◆ **WHAT YOU ARE ASKED TO DO**
Read the listing below and copy out each line where the word "github" occurs.

◆ **EXTRACTED DATA**
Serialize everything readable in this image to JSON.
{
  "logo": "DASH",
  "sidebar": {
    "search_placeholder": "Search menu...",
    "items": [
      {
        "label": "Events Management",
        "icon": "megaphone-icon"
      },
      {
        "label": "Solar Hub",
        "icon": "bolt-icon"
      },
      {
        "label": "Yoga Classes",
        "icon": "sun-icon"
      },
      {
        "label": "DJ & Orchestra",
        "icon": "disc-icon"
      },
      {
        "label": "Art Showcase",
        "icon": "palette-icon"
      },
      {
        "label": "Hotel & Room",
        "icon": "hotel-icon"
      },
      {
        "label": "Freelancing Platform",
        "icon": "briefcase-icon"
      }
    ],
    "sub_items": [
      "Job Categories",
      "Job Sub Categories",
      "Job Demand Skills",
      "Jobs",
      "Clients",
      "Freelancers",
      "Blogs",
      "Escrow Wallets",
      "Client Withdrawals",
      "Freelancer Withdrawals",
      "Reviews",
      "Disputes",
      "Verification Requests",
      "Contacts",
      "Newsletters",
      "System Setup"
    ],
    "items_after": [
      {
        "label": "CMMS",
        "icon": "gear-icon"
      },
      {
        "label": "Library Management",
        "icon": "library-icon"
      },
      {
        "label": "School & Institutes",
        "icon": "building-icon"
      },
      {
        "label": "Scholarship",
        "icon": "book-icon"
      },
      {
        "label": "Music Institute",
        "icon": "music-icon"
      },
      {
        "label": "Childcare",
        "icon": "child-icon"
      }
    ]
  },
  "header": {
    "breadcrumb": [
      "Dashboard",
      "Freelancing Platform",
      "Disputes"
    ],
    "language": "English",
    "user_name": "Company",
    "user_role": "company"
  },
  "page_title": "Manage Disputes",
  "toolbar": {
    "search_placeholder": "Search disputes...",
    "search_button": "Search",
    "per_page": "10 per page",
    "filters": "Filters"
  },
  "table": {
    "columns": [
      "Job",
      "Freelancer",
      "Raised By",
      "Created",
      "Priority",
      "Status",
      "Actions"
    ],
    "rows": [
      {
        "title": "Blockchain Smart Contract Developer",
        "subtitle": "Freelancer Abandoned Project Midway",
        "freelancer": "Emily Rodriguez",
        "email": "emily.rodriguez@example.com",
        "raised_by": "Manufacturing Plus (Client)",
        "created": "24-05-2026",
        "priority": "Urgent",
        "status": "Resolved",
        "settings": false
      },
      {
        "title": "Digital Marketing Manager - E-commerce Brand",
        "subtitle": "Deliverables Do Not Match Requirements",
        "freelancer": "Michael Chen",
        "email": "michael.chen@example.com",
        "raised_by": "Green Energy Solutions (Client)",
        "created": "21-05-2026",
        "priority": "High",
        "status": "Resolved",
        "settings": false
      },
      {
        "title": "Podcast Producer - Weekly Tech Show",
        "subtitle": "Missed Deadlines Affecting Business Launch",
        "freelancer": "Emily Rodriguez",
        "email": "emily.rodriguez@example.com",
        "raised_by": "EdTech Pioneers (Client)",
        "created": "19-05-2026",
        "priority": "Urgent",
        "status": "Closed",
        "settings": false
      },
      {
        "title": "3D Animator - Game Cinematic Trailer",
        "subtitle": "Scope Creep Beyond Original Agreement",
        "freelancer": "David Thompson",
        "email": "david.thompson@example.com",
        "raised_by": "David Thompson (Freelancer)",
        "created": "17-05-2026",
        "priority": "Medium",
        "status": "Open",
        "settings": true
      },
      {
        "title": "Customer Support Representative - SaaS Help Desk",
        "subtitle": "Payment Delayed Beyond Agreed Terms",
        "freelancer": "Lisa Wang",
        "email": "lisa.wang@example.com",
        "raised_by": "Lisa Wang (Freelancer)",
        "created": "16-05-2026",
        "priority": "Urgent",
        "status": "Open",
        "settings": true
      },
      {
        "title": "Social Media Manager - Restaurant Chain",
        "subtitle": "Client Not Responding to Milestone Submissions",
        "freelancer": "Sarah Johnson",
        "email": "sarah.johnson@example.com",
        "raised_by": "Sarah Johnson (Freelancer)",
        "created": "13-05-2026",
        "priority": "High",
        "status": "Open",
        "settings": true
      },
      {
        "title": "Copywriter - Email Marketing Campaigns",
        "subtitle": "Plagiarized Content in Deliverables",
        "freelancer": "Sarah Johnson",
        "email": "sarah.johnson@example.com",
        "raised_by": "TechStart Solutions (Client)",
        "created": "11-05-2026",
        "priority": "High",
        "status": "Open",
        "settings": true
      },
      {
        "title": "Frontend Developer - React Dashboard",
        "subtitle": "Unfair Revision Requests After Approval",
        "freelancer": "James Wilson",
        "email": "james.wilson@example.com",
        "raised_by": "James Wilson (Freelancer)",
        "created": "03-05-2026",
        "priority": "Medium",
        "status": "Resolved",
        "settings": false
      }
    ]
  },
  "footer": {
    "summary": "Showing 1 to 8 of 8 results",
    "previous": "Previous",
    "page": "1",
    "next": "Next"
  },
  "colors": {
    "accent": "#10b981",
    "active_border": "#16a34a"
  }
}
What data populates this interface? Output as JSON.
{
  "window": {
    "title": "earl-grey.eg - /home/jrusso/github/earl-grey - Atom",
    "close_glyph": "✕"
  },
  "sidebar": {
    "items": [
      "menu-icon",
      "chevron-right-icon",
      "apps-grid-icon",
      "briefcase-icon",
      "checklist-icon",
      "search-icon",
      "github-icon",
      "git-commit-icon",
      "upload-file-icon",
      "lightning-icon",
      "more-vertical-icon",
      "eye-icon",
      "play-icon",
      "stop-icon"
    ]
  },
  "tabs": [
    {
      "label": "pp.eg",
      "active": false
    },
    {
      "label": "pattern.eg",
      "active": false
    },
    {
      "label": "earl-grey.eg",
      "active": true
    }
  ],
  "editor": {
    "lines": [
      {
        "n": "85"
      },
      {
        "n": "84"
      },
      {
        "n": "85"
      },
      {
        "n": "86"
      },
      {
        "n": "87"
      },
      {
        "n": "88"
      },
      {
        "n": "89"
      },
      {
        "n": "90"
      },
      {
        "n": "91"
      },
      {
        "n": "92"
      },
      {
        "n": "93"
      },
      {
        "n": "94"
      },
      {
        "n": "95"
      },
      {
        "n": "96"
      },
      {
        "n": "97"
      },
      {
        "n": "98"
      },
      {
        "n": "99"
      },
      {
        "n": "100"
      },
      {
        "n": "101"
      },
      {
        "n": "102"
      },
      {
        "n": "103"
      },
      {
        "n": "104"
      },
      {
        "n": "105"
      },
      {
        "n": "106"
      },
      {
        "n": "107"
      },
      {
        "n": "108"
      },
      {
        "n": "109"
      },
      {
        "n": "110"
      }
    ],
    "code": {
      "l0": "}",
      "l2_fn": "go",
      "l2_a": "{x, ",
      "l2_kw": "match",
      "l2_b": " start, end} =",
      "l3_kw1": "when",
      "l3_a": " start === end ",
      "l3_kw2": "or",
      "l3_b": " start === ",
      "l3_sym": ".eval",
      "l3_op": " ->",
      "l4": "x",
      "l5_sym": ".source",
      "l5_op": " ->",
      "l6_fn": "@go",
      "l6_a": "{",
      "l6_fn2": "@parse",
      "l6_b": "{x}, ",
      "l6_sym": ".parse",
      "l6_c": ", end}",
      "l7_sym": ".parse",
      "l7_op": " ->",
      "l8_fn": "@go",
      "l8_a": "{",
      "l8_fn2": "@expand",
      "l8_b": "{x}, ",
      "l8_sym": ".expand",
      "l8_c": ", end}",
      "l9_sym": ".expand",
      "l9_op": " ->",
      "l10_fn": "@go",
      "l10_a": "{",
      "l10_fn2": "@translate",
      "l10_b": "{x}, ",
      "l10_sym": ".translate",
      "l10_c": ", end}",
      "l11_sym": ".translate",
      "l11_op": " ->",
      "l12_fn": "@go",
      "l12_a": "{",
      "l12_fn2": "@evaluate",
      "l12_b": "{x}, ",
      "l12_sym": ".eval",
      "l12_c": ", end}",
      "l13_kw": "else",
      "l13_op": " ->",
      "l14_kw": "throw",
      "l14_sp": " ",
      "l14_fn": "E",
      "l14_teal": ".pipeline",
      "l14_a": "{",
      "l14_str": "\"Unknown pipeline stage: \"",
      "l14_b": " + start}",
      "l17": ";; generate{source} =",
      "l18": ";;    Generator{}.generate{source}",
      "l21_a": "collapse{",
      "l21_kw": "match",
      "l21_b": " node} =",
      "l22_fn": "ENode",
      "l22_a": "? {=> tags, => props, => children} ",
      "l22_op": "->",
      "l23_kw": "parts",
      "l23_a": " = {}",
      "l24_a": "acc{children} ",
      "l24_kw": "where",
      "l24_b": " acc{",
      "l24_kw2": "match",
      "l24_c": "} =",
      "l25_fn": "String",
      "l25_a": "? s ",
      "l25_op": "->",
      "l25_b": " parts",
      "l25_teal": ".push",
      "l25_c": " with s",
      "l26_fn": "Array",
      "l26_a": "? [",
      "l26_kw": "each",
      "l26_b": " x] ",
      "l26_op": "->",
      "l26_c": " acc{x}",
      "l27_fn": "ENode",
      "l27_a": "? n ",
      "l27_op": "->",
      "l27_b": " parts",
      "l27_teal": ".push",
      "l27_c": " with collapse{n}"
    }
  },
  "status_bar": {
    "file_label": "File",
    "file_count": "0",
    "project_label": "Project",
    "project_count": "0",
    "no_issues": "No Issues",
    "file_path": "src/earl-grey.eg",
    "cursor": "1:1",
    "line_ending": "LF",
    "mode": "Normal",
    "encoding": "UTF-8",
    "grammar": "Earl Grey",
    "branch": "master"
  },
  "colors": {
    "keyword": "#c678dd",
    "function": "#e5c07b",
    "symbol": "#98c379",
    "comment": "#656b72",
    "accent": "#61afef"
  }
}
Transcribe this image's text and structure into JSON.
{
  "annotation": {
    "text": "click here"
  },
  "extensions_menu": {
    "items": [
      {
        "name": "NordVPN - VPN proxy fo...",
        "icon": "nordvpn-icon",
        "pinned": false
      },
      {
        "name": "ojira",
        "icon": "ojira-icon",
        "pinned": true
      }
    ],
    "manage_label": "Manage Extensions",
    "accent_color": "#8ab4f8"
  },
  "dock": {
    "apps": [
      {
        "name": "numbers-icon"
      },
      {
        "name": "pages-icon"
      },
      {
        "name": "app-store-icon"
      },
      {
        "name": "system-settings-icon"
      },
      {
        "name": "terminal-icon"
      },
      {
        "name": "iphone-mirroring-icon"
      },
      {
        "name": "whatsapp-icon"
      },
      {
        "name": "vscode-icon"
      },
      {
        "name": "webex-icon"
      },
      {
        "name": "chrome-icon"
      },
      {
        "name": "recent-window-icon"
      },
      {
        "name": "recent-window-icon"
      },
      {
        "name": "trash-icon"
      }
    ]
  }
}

◆ **RESULT OF THE EXERCISE**
    "title": "earl-grey.eg - /home/jrusso/github/earl-grey - Atom",
      "github-icon",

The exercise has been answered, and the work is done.